Construction of Helipad , Elevated Helipads, Heliports, Runways

By virtue of its varied terrain, India is basically a helicopter country. However, the infrastructure in terms of surface helipads, elevated helipads and heliports for supporting helicopter operations is woefully inadequate in the country. Ministry of Civil Aviation is keen to promote the development of Helipads, heliports across the country to promote the growth of helicopter industry. BNN Aviation professionals have vast experience and expertise in the development of Helipads, Heliports to cater to the growing need of customers. Helipads can be located on land, on top of buildings, hospitals,bridges etc. We will provide the consultancy for the development of these facilities right from the conceptual stage to construction and approval by regulatory authorities. Our consultancy fee will be the best in the industry and our services will be of very high standards to the customer.

Runway Construction

BNN Aviation has the services of highly experienced and expert professionals in the field of runway construction. We will provide consultancy on very competitive rates for runway construction from the stage of sighting till final approval.

Sitting and Orientation of Runways

Many factors should be taken into account in the determination of the siting and orientation of runways. These factors are classified under four headings:

Type of operation. Attention should be paid in particular to whether the aerodrome is to be used in all meteorological conditions or only in visual meteorological conditions, and whether it is intended for use by day and night, or only by day.

Climatological conditions. A study of the wind distribution should be made to determine the usability factor. In this regard, the following comments should be taken into account: Wind statistics used for the calculation of the usability factor are normally available in ranges of speed and direction, and the accuracy of the results obtained depends, to a large extent, on the assumed distribution of observations within these ranges. In the absence of any sure information as to the true distribution, it is usual to assume a uniform distribution since, in relation to the most favourable runway orientations, this generally results in a slightly conservative for the usability factor.

The maximum mean cross-wind components are given in the DGCA CAR. There are some factors which may require that a reduction of those maximum values be taken into account at a particular aerodrome. These include:

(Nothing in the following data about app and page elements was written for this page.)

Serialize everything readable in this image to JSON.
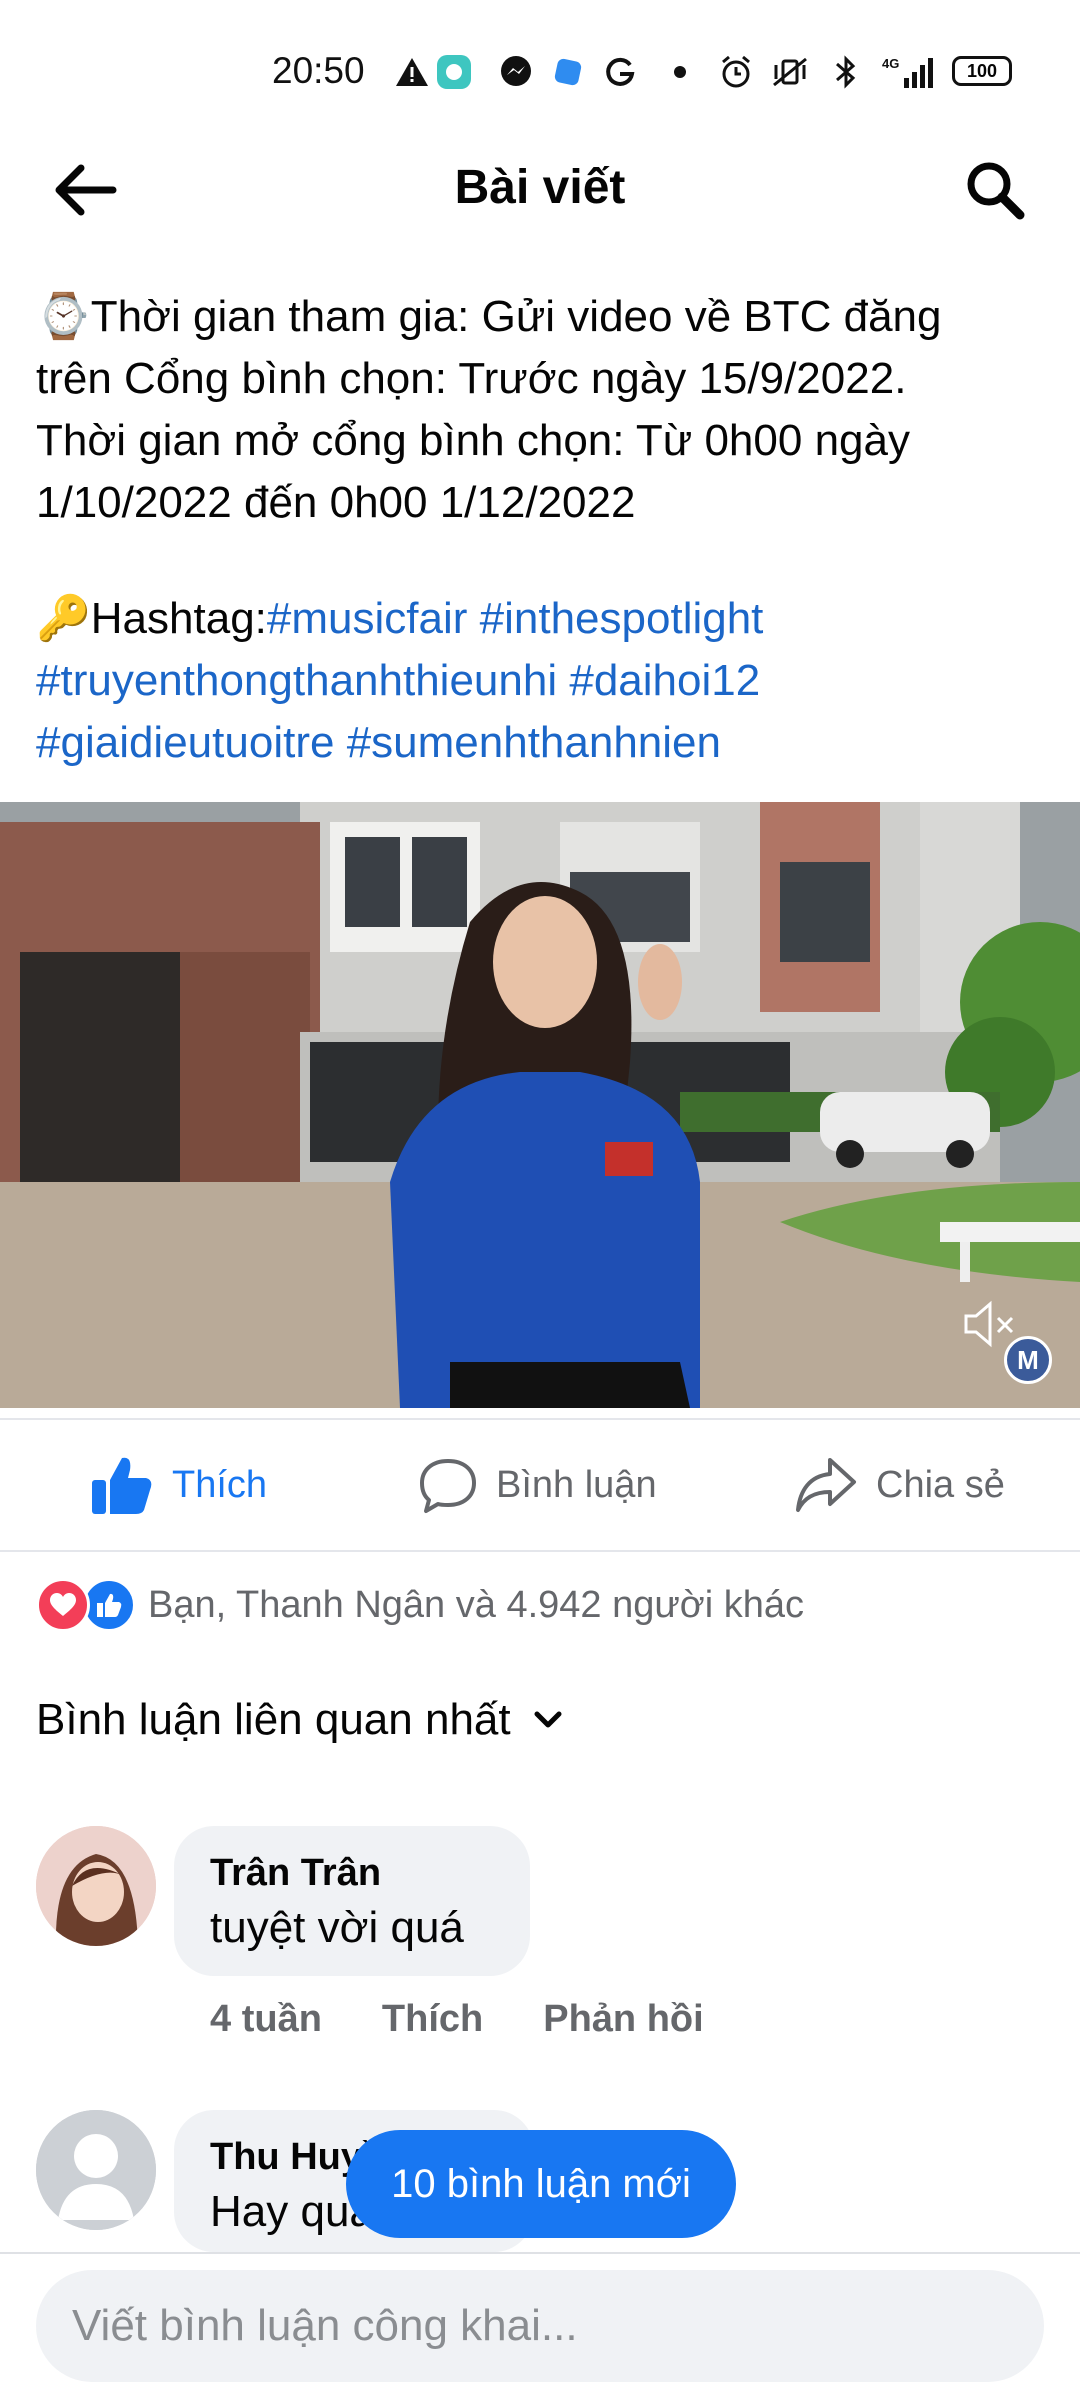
{
  "status_bar": {
    "time": "20:50",
    "battery": "100",
    "network": "4G",
    "icons": [
      "warning-icon",
      "chat-app-icon",
      "messenger-icon",
      "app-icon",
      "g-icon",
      "dot-icon",
      "alarm-icon",
      "vibrate-icon",
      "bluetooth-icon",
      "signal-icon"
    ]
  },
  "header": {
    "title": "Bài viết",
    "back_icon": "arrow-left-icon",
    "search_icon": "search-icon"
  },
  "post": {
    "lines": [
      "⌚Thời gian tham gia: Gửi video về BTC đăng",
      "trên Cổng bình chọn: Trước ngày 15/9/2022.",
      "Thời gian mở cổng bình chọn: Từ 0h00 ngày",
      "1/10/2022 đến 0h00 1/12/2022"
    ],
    "hashtag_prefix": "🔑Hashtag:",
    "hashtags": [
      "#musicfair",
      "#inthespotlight",
      "#truyenthongthanhthieunhi",
      "#daihoi12",
      "#giaidieutuoitre",
      "#sumenhthanhnien"
    ]
  },
  "video": {
    "mute_icon": "speaker-muted-icon",
    "watermark_logo": "M"
  },
  "actions": {
    "like": "Thích",
    "comment": "Bình luận",
    "share": "Chia sẻ"
  },
  "reactions": {
    "summary": "Bạn, Thanh Ngân và 4.942 người khác"
  },
  "comments_sort": {
    "label": "Bình luận liên quan nhất"
  },
  "comments": [
    {
      "author": "Trân Trân",
      "text": "tuyệt vời quá",
      "time": "4 tuần",
      "like": "Thích",
      "reply": "Phản hồi"
    },
    {
      "author": "Thu Huyền",
      "text": "Hay quá"
    }
  ],
  "new_comments_pill": "10 bình luận mới",
  "composer": {
    "placeholder": "Viết bình luận công khai..."
  },
  "colors": {
    "accent": "#1877f2",
    "hashtag": "#1b66c8",
    "secondary_text": "#65676b"
  }
}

(a) The wide variations which may exist, in handling characteristics and Maximum permissible cross-wind components, among diverse types of aero planes(including future types).
(b) Prevalence and nature of gusts.
(c) Prevalence and nature of turbulence.
(d) Availability of a secondary runway.
(e) Width of runways.
(f) The runway surface conditions — water, snow and ice on the runway materially reduce the allowable crosswind component.
(g) Strength of the wind associated with the limiting cross-wind component.
(h) Account should be taken of their frequency as well as the accompanying wind direction and speed.
(i) Topography of the aerodrome site, its approaches, and surroundings.
(j) Compliance with the obstacle limitation surfaces.
(k) Current and future land use.
(l) The orientation and layout should be selected so as to protect as far as possible the particularly sensitive areas such as residential, school and hospital zones from the discomfort caused by aircraft noise;
(m) Current and future runway lengths to be provided.
(n) Construction costs.
(o) Possibility of installing suitable non-visual and visual aids for approach-to-land.
(p) Air traffic in the vicinity of the aerodrome, particularly: proximity of other aerodromes or ATS routes, traffic density air traffic control and missed approach procedures.